How about this approach.

Rewrite the linear part of the objective function as $c^Tx = \sum\limits_i c_i x_i = \sum\limits_i c_i^{+}(\frac{x_i+|x_i|}{2}) + c_i^{-}(\frac{x_i-|x_i|}{2})$

Now, firstly you see that you have the superposition of $-|x|$ function that are not convex so the initial problem might be not convex.

Secondly, if all of your $c_i^- \leq 0$ and $c_i^+ \geq 0$ then the function is convex so you can either introduce new variables to handle the modulos or use non-differentiable optimization software to solve this.

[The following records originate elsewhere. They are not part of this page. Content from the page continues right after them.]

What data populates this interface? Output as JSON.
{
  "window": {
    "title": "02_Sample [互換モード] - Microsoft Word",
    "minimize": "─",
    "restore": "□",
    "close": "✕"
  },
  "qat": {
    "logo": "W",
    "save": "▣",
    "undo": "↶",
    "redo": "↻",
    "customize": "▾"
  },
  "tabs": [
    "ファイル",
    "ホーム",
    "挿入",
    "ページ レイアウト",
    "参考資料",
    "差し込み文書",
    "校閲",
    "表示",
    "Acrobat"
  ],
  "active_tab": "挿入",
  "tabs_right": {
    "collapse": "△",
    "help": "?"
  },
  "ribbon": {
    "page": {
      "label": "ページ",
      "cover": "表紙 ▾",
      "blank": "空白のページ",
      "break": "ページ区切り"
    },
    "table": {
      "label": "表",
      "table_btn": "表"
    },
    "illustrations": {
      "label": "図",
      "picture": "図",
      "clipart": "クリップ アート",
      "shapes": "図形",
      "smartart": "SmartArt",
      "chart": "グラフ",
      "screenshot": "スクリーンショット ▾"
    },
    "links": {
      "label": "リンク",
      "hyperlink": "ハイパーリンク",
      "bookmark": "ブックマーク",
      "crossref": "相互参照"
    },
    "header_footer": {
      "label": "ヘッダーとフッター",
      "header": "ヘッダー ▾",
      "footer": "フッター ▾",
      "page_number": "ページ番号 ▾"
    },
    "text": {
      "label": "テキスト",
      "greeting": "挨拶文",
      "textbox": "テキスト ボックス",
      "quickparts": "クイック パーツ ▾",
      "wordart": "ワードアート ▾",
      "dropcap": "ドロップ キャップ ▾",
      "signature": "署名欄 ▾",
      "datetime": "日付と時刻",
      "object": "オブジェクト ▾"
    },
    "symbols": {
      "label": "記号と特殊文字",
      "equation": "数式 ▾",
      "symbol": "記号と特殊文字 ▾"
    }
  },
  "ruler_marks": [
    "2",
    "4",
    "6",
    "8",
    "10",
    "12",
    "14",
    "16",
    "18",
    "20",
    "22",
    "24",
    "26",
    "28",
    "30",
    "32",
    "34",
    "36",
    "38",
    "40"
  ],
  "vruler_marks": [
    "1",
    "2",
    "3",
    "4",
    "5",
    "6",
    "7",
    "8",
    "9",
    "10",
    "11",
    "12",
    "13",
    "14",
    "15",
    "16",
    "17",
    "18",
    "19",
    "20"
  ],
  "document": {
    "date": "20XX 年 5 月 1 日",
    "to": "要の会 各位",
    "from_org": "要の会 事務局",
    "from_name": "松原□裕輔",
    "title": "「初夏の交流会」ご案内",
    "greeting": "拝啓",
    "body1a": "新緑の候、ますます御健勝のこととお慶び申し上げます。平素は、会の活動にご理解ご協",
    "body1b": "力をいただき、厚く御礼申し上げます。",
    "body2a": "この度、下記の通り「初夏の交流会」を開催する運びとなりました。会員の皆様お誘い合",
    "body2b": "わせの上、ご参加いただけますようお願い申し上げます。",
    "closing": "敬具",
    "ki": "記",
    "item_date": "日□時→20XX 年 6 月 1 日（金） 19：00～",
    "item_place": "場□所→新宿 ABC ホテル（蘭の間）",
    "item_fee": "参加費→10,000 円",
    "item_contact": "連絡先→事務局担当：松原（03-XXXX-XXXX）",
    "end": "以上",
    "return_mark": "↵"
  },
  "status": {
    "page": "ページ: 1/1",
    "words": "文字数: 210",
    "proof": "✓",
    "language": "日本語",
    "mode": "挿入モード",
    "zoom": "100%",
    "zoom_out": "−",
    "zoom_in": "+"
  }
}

Thirdly, you observe that non-convexity happen only if your $c_i^-$ (or +) is greater (less) than 0 and $x_i$ could actually reach the negative (positive) hyperpsace. So, maybe some preprocessing might help to throw away some "bad" coefficients.

In the worst case, as I see, when for example you have an extremely wide polytope, you should check every hyperspace $sign(x_i)=const$ and find a solution there, that is $2^n$ runs which might be too expensive for you.
Edit: why you need to check every hyperspace.
suppose you didn't check $x_i \geq 0$. I set the value of $c^+_i = -M$, where $M$ is sufficiently large, e.g. $M = 2 |\min(Qx,x)$|, which makes the solution of the original problem in this hyperspace.

If your $c_i^+ \geq c_i^-$ than $c^Tx = \sum\limits_i c_i^{+}(\frac{x_i+|x_i|}{2}) + c_i^{-}(\frac{x_i-|x_i|}{2}) = \sum\limits_i c_i^{+}\frac{x_i}{2} + c_i^{-}\frac{x_i}{2} + \frac{|x_i|}{2}(c_i^+ - c_i^-)$ which makes your function convex. To solve this problem you can either introduce new variables $y_i$ and to add constraints $y_i \geq x_i$ and $y_i \geq -x_i$ while replacing $|x_i|$ by $y_i$ and using usual QP software or being very lazy and using non-differenciable optimization straitforwardly (though this approach is not recommended).